• Normal game shooting dress
• Dark shirt, no bright colours
• Wellington boots or hiking boots with gaiters
• Grouse marker (optional)
• Thumbstick or walking stick – to aid walking and to mark position of flanking line
• Grouse sticks (provided by the estate usually)
• Correctly fitting gun and slip
• Shooting glasses – essential safety kit on a grouse moor
• Mosquito repellent or net
• Hellfire 30 gram 6 shot
• 50 brace day – Keeper tip £40 plus if you personally have had a good day
• Loader – payment (not a tip) £70 plus
Butts can be constructed from stone, timber, peat or they can just be timber fences or stands. Most have a peat capping for placing your sticks in (sometimes a degree of improvisation is required). Timber butts often have brackets to accept the grouse sticks. You must still check that they are set safely in this case.Butts can be set at chest level deep or be totally above ground or somewhere in between
Setting sticks – your responsibility, not loaders or instructors.
Sticks only work when you are shooting from the position you were in when you set the sticks – stay at the front of the butt when shooting behind. Acknowledge neighbouring guns on arrival at the butt – the drive is live when all guns are in their butts – check that the pickers up are in position before you start shooting out of the back.
At the sounding of the first horn, stop shooting in front, you can only shoot out of the back of the butts behind the line – acknowledge that you have heard the horn to your neighbours by waving your gun in the air. Stop shooting before the horn is sounded if you can see the beating line and think that they may be within range. At the sounding of the second horn the drive is over.
If you are in butts 1, 2, 8 or 9, acknowledge to the flanking line that you know where they are and set your sticks accordingly. You must be aware at all times where the flanking line is, they will almost certainly move during the drive, possibly in front of the 2 end butts. Positioning a thumbstick inside your grouse sticks is a quick way of marking their position. If it is safe, you may shoot behind the flanking line, if in any doubt, do not shoot.
Mark your birds – use a grouse marker or another method using cartridge cases indicating angle and distance from the butt. This will help the pickers up enormously – grouse are hard to pick in the heather. Assist them if you can.

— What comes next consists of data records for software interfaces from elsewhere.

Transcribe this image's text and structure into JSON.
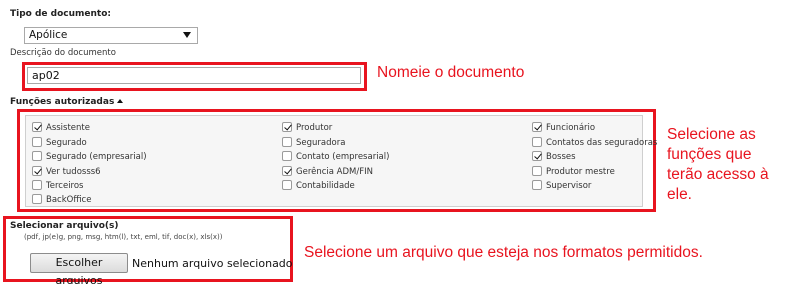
{
  "doc_type": {
    "label": "Tipo de documento:",
    "selected": "Apólice"
  },
  "description": {
    "label": "Descrição do documento",
    "value": "ap02"
  },
  "functions": {
    "label": "Funções autorizadas",
    "roles": [
      {
        "label": "Assistente",
        "checked": true
      },
      {
        "label": "Segurado",
        "checked": false
      },
      {
        "label": "Segurado (empresarial)",
        "checked": false
      },
      {
        "label": "Ver tudosss6",
        "checked": true
      },
      {
        "label": "Terceiros",
        "checked": false
      },
      {
        "label": "BackOffice",
        "checked": false
      },
      {
        "label": "Produtor",
        "checked": true
      },
      {
        "label": "Seguradora",
        "checked": false
      },
      {
        "label": "Contato (empresarial)",
        "checked": false
      },
      {
        "label": "Gerência ADM/FIN",
        "checked": true
      },
      {
        "label": "Contabilidade",
        "checked": false
      },
      {
        "label": "Funcionário",
        "checked": true
      },
      {
        "label": "Contatos das seguradoras",
        "checked": false
      },
      {
        "label": "Bosses",
        "checked": true
      },
      {
        "label": "Produtor mestre",
        "checked": false
      },
      {
        "label": "Supervisor",
        "checked": false
      }
    ]
  },
  "file": {
    "label": "Selecionar arquivo(s)",
    "formats": "(pdf, jp(e)g, png, msg, htm(l), txt, eml, tif, doc(x), xls(x))",
    "button": "Escolher arquivos",
    "status": "Nenhum arquivo selecionado"
  },
  "annotations": {
    "name_doc": "Nomeie o documento",
    "select_functions": [
      "Selecione as",
      "funções que",
      "terão acesso à",
      "ele."
    ],
    "select_file": "Selecione um arquivo que esteja nos formatos permitidos."
  },
  "colors": {
    "annotation": "#e8141f"
  }
}
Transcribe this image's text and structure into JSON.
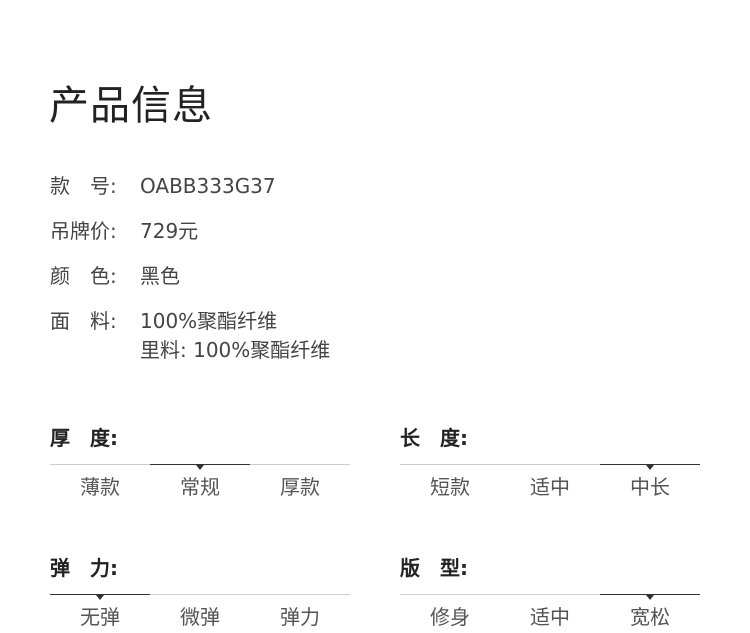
{
  "title": "产品信息",
  "info": {
    "style_no": {
      "label": "款　号:",
      "value": "OABB333G37"
    },
    "price": {
      "label": "吊牌价:",
      "value": "729元"
    },
    "color": {
      "label": "颜　色:",
      "value": "黑色"
    },
    "fabric": {
      "label": "面　料:",
      "value": "100%聚酯纤维",
      "lining": "里料:  100%聚酯纤维"
    }
  },
  "attributes": {
    "thickness": {
      "title": "厚　度:",
      "options": [
        "薄款",
        "常规",
        "厚款"
      ],
      "selected_index": 1
    },
    "length": {
      "title": "长　度:",
      "options": [
        "短款",
        "适中",
        "中长"
      ],
      "selected_index": 2
    },
    "elasticity": {
      "title": "弹　力:",
      "options": [
        "无弹",
        "微弹",
        "弹力"
      ],
      "selected_index": 0
    },
    "fit": {
      "title": "版　型:",
      "options": [
        "修身",
        "适中",
        "宽松"
      ],
      "selected_index": 2
    }
  }
}
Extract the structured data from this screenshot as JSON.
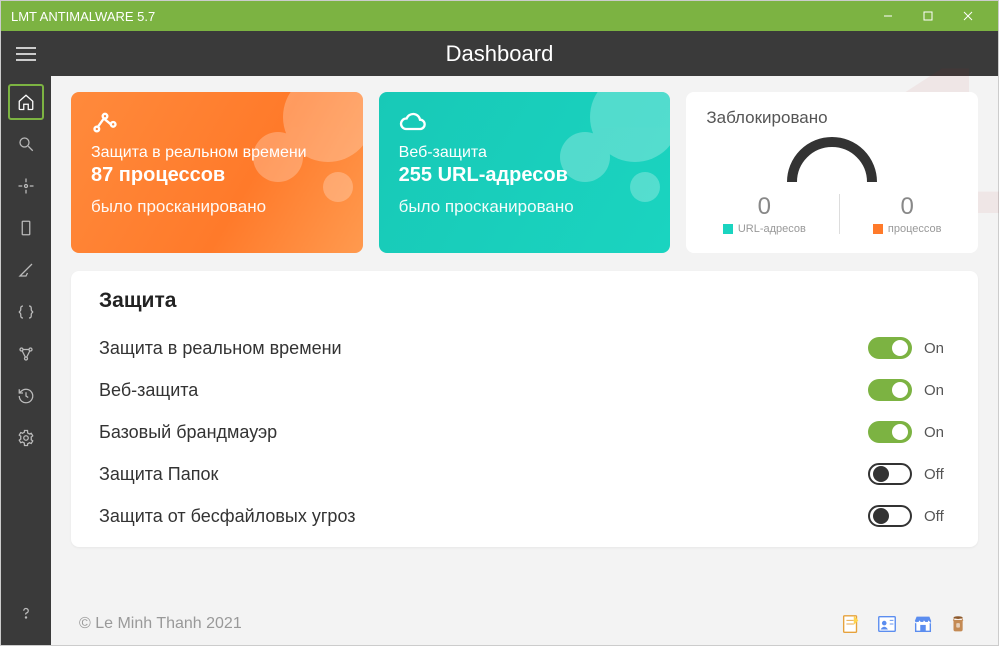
{
  "window": {
    "title": "LMT ANTIMALWARE 5.7"
  },
  "header": {
    "title": "Dashboard"
  },
  "cards": {
    "realtime": {
      "title": "Защита в реальном времени",
      "value": "87 процессов",
      "sub": "было просканировано"
    },
    "web": {
      "title": "Веб-защита",
      "value": "255 URL-адресов",
      "sub": "было просканировано"
    },
    "blocked": {
      "title": "Заблокировано",
      "url_count": "0",
      "url_label": "URL-адресов",
      "proc_count": "0",
      "proc_label": "процессов"
    }
  },
  "protection": {
    "heading": "Защита",
    "items": [
      {
        "label": "Защита в реальном времени",
        "state": "On",
        "on": true
      },
      {
        "label": "Веб-защита",
        "state": "On",
        "on": true
      },
      {
        "label": "Базовый брандмауэр",
        "state": "On",
        "on": true
      },
      {
        "label": "Защита Папок",
        "state": "Off",
        "on": false
      },
      {
        "label": "Защита от бесфайловых угроз",
        "state": "Off",
        "on": false
      }
    ]
  },
  "footer": {
    "copyright": "© Le Minh Thanh 2021"
  },
  "colors": {
    "accent": "#7cb342",
    "orange": "#ff7a2a",
    "teal": "#1ad4c0"
  }
}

Grouse will fly as singletons or as packs. Generally they will keep low following the contours of the ground. It is perfectly acceptable to shoot a bird a foot above the heather. Depending upon the topography of the grouse butt line, you will often be shooting birds against a background of heather or even below your feet, especially out of the back. On some drives, grouse will be driven high over the butts – partridge type shots but quicker. Occasionally birds will fly the wrong way through the line if disturbed by pickers up. Be especially aware of safety when shooting these birds as your sticks will not be set up correctly for them.
Do not shoot black game (grey hen). They are protected and the estate will normally levy a fine. They tend to have a slower wingbeat.
Keep still – grouse in November have learnt where the butts are. Any movement and they will turn away very quickly.
Shoot early. You should be engaging the bird at about 60 yards from a low barrel position.40% of grouse are shot out of the back of the butt. Good footwork is essential to get on these birds quickly. Keep to the front of the butt. Do not take your eyes off the bird but watch it through the line and then attack the grouse and shoot instinctively as the gun locks into your shoulder.
Gun mount – smooth and accurate, leading with the front hand ensure the gun hits your cheek first and bend from the hips to ensure the gun locks into the shoulder pocket correctly.
Pick a bird from the pack and commit to it. Watch it fall before moving on to the next bird. Ideally with a pack, shoot two out in front and another two out of the back!